What kind of community are you looking to create?
It’s not our target but our customers tend to be the kind of people we used to be. I used to work in fashion and I have a lot of connection from when I used to work in that industry. So we are a lot of artists and I like that we are all trying to help each other.
We want to collaborate with the fashion and art people and have done some of this in the past.
What do you want to communicate with your food?
I think it’s important in America where people don’t know much about Japanese food, it’s important to talk about how it’s made and the preparation that it takes to make it. We don’t want people to think it’s just whatever.
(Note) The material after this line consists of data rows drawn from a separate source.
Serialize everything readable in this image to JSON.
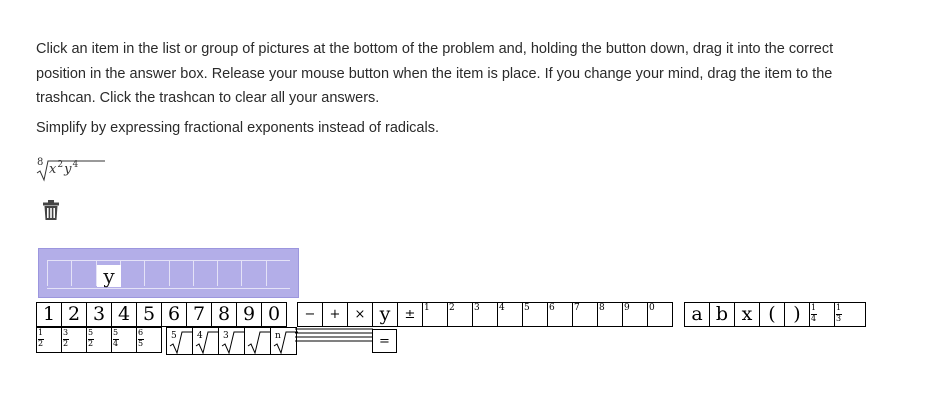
{
  "instructions": "Click an item in the list or group of pictures at the bottom of the problem and, holding the button down, drag it into the correct position in the answer box. Release your mouse button when the item is place. If you change your mind, drag the item to the trashcan. Click the trashcan to clear all your answers.",
  "prompt": "Simplify by expressing fractional exponents instead of radicals.",
  "expression": {
    "index": "8",
    "base1": "x",
    "exp1": "2",
    "base2": "y",
    "exp2": "4"
  },
  "trash_icon": "trash-icon",
  "answer": {
    "placed_tile": "y",
    "slot_count": 10
  },
  "palette_row1": [
    "1",
    "2",
    "3",
    "4",
    "5",
    "6",
    "7",
    "8",
    "9",
    "0",
    "−",
    "+",
    "×",
    "y",
    "±",
    "1",
    "2",
    "3",
    "4",
    "5",
    "6",
    "7",
    "8",
    "9",
    "0",
    "a",
    "b",
    "x",
    "(",
    ")"
  ],
  "palette_row1_fractions": [
    {
      "num": "1",
      "den": "4"
    },
    {
      "num": "1",
      "den": "3"
    }
  ],
  "palette_row2_fractions": [
    {
      "num": "1",
      "den": "2"
    },
    {
      "num": "3",
      "den": "2"
    },
    {
      "num": "5",
      "den": "2"
    },
    {
      "num": "5",
      "den": "4"
    },
    {
      "num": "6",
      "den": "5"
    }
  ],
  "palette_row2_radical_indices": [
    "5",
    "4",
    "3",
    "",
    "n"
  ],
  "palette_row2_equals": "="
}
It takes a lot of work. A lot of things need explanation. You might not taste the hard work but you can hear the effort that’s put into it.
Why did you join Canal Street Market?
A lot of my friends and I were told by many people about Canal Street Market and that it is going to be the next hot spot. And everyone was talking about that. We actually met Phil at Izakaya the restaurant and he was telling us about his market and that’s the area we actually wanted to be in. And it wasn’t a Chinatown style but something new on Canal Street that looked hot so we thought this is the place for us. We thought the next stop after Soho is kind of ideal would be Canal St.
What kind of community do you think Canal Street Market has created in Chinatown?
I think it’s a good market because they have a lot of office people and are trying to create something that is a part of daily life.
K: I hope that at night, people come here more to drink.
Y: we are also applying for a liquor license so it can turn into a night destination as well.
K; A night club!
Y: Ya exactly.
What is your go-to vendor at CSM?
K: I love the ceviche. Mission Ceviche!
Y: Office coffee for me.
K: Chanel Latte.
Y: The latte has a chanel type logo.
What’s a memorable moment you experienced at Canal Street Market?
K: Sometimes we see the same person 5 days in a row.
Y: I was also surprised to see that a lot of people love natto. I thought people wouldn’t like it. But a lot of american people, maybe health oriented people love it! They do something that we would never do. They create combinations like curry natto and it’s new to us. It’s really interesting.
K: Also we had a tourist from France come to our stand, and they said to us that it was the most delicious rice they had in NY. And they asked for a second bowl.
Y: It’s hard to find a good bento in NY. We are making a bento for people right in front of them.